## What is needed
Write out the listing below word for word.
━━━ Provided data ━━━
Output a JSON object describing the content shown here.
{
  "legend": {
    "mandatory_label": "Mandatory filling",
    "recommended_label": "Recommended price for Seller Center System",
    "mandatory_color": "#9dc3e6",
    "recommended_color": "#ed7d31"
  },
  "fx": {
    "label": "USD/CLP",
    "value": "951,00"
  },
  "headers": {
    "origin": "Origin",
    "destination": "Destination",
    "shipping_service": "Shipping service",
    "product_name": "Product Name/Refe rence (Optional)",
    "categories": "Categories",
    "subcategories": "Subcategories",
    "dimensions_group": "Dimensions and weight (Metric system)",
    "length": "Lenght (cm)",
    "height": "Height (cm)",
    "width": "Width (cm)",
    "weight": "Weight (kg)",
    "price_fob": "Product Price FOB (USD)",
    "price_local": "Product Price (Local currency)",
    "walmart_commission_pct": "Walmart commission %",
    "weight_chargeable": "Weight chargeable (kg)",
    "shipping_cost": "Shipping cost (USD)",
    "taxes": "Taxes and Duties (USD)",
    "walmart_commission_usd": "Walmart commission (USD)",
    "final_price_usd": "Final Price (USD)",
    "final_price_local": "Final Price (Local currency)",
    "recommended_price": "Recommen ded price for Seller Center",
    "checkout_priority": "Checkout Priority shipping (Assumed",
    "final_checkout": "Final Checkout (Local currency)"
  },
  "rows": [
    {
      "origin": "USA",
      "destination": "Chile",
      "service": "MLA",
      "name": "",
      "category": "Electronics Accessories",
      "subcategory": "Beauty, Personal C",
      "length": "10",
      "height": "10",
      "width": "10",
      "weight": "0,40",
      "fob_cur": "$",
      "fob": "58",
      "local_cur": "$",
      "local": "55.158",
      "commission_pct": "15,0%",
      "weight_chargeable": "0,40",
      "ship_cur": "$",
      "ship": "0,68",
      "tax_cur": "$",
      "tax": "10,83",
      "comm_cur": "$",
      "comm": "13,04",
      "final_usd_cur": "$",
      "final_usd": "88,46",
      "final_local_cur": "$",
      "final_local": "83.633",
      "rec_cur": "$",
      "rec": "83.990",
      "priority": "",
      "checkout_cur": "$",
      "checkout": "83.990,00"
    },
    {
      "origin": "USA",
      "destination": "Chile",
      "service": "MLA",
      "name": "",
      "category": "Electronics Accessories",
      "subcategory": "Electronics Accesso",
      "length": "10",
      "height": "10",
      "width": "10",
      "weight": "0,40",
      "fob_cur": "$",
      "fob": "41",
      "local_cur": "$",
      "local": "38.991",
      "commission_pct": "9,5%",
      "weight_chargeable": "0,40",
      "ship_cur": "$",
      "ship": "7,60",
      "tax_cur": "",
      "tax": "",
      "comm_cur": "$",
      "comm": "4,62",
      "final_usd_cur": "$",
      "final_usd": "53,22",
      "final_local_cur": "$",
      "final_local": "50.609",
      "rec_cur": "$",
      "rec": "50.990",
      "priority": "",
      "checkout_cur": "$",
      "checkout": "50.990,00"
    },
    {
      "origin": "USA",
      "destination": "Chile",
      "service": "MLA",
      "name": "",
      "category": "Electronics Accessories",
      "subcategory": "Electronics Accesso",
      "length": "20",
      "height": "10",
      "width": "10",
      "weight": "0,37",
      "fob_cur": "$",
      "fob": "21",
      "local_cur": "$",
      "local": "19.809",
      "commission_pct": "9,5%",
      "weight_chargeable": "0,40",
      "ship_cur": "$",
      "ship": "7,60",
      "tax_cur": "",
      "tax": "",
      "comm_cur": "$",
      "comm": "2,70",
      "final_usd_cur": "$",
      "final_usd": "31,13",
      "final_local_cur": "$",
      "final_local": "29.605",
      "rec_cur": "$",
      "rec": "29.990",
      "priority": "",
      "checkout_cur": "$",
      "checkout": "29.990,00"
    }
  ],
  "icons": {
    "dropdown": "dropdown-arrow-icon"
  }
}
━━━
## Result for this exercise
Output a JSON object describing the content shown here.
{
  "legend": {
    "mandatory_label": "Mandatory filling",
    "recommended_label": "Recommended price for Seller Center System",
    "mandatory_color": "#9dc3e6",
    "recommended_color": "#ed7d31"
  },
  "fx": {
    "label": "USD/CLP",
    "value": "951,00"
  },
  "headers": {
    "origin": "Origin",
    "destination": "Destination",
    "shipping_service": "Shipping service",
    "product_name": "Product Name/Refe rence (Optional)",
    "categories": "Categories",
    "subcategories": "Subcategories",
    "dimensions_group": "Dimensions and weight (Metric system)",
    "length": "Lenght (cm)",
    "height": "Height (cm)",
    "width": "Width (cm)",
    "weight": "Weight (kg)",
    "price_fob": "Product Price FOB (USD)",
    "price_local": "Product Price (Local currency)",
    "walmart_commission_pct": "Walmart commission %",
    "weight_chargeable": "Weight chargeable (kg)",
    "shipping_cost": "Shipping cost (USD)",
    "taxes": "Taxes and Duties (USD)",
    "walmart_commission_usd": "Walmart commission (USD)",
    "final_price_usd": "Final Price (USD)",
    "final_price_local": "Final Price (Local currency)",
    "recommended_price": "Recommen ded price for Seller Center",
    "checkout_priority": "Checkout Priority shipping (Assumed",
    "final_checkout": "Final Checkout (Local currency)"
  },
  "rows": [
    {
      "origin": "USA",
      "destination": "Chile",
      "service": "MLA",
      "name": "",
      "category": "Electronics Accessories",
      "subcategory": "Beauty, Personal C",
      "length": "10",
      "height": "10",
      "width": "10",
      "weight": "0,40",
      "fob_cur": "$",
      "fob": "58",
      "local_cur": "$",
      "local": "55.158",
      "commission_pct": "15,0%",
      "weight_chargeable": "0,40",
      "ship_cur": "$",
      "ship": "0,68",
      "tax_cur": "$",
      "tax": "10,83",
      "comm_cur": "$",
      "comm": "13,04",
      "final_usd_cur": "$",
      "final_usd": "88,46",
      "final_local_cur": "$",
      "final_local": "83.633",
      "rec_cur": "$",
      "rec": "83.990",
      "priority": "",
      "checkout_cur": "$",
      "checkout": "83.990,00"
    },
    {
      "origin": "USA",
      "destination": "Chile",
      "service": "MLA",
      "name": "",
      "category": "Electronics Accessories",
      "subcategory": "Electronics Accesso",
      "length": "10",
      "height": "10",
      "width": "10",
      "weight": "0,40",
      "fob_cur": "$",
      "fob": "41",
      "local_cur": "$",
      "local": "38.991",
      "commission_pct": "9,5%",
      "weight_chargeable": "0,40",
      "ship_cur": "$",
      "ship": "7,60",
      "tax_cur": "",
      "tax": "",
      "comm_cur": "$",
      "comm": "4,62",
      "final_usd_cur": "$",
      "final_usd": "53,22",
      "final_local_cur": "$",
      "final_local": "50.609",
      "rec_cur": "$",
      "rec": "50.990",
      "priority": "",
      "checkout_cur": "$",
      "checkout": "50.990,00"
    },
    {
      "origin": "USA",
      "destination": "Chile",
      "service": "MLA",
      "name": "",
      "category": "Electronics Accessories",
      "subcategory": "Electronics Accesso",
      "length": "20",
      "height": "10",
      "width": "10",
      "weight": "0,37",
      "fob_cur": "$",
      "fob": "21",
      "local_cur": "$",
      "local": "19.809",
      "commission_pct": "9,5%",
      "weight_chargeable": "0,40",
      "ship_cur": "$",
      "ship": "7,60",
      "tax_cur": "",
      "tax": "",
      "comm_cur": "$",
      "comm": "2,70",
      "final_usd_cur": "$",
      "final_usd": "31,13",
      "final_local_cur": "$",
      "final_local": "29.605",
      "rec_cur": "$",
      "rec": "29.990",
      "priority": "",
      "checkout_cur": "$",
      "checkout": "29.990,00"
    }
  ],
  "icons": {
    "dropdown": "dropdown-arrow-icon"
  }
}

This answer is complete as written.